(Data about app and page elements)
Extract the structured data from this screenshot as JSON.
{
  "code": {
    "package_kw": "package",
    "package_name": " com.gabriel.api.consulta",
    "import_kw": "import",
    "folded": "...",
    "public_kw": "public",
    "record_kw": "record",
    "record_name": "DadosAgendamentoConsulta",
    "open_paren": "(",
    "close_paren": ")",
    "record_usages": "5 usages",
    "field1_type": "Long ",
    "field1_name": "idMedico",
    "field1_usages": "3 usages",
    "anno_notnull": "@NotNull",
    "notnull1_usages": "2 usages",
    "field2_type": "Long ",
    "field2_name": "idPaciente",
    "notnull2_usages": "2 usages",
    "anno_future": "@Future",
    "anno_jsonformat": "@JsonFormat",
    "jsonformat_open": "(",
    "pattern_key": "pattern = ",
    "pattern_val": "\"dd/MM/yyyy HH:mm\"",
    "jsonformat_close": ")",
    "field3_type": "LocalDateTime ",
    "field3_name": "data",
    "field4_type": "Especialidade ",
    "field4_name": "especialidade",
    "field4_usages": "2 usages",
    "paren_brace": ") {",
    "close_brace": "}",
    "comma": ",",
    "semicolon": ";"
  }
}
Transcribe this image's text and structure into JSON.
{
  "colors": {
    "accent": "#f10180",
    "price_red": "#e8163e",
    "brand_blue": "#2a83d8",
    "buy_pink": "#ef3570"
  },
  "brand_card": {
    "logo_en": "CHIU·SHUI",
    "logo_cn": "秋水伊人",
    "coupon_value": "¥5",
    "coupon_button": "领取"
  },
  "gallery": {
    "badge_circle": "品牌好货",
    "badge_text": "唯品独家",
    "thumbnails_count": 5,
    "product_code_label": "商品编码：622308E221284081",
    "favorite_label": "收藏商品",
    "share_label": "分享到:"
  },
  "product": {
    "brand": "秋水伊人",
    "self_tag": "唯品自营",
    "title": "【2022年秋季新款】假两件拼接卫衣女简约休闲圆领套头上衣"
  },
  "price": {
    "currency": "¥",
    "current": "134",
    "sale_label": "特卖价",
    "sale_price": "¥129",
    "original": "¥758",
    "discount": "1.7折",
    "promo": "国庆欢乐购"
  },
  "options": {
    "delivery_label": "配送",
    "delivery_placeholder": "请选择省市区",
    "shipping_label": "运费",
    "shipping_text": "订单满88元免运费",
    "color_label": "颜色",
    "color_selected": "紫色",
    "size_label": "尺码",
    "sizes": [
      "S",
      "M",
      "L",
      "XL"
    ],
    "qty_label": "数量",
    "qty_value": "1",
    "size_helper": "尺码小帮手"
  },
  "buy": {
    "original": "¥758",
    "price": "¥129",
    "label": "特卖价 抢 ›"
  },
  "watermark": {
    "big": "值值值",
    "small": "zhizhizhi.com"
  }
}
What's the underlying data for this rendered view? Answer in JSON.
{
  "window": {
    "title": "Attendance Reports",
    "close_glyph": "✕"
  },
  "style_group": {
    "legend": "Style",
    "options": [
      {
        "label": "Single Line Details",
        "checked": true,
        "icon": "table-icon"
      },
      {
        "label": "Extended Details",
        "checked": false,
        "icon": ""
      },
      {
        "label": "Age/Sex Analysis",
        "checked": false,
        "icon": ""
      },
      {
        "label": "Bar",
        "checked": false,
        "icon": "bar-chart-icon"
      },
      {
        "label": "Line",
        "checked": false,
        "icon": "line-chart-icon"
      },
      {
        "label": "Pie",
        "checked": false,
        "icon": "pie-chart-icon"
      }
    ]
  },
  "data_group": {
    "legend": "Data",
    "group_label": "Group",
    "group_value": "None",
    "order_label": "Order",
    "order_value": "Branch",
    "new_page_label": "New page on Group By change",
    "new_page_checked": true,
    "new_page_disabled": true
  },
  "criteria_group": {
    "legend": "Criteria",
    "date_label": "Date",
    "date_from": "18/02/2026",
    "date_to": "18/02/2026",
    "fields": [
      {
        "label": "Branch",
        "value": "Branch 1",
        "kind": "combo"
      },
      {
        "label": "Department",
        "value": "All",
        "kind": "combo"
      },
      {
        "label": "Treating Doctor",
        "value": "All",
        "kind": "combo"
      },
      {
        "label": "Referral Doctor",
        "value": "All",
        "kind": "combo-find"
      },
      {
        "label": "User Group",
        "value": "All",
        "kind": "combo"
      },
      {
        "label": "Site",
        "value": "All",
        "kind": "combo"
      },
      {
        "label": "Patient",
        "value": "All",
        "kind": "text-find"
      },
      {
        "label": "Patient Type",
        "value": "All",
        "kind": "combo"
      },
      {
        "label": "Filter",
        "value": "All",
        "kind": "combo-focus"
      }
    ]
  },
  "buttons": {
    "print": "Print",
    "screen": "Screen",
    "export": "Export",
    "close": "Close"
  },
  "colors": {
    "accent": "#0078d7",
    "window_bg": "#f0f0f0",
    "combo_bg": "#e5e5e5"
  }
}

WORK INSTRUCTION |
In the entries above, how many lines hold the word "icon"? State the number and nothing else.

EXERCISE RESPONSE |
6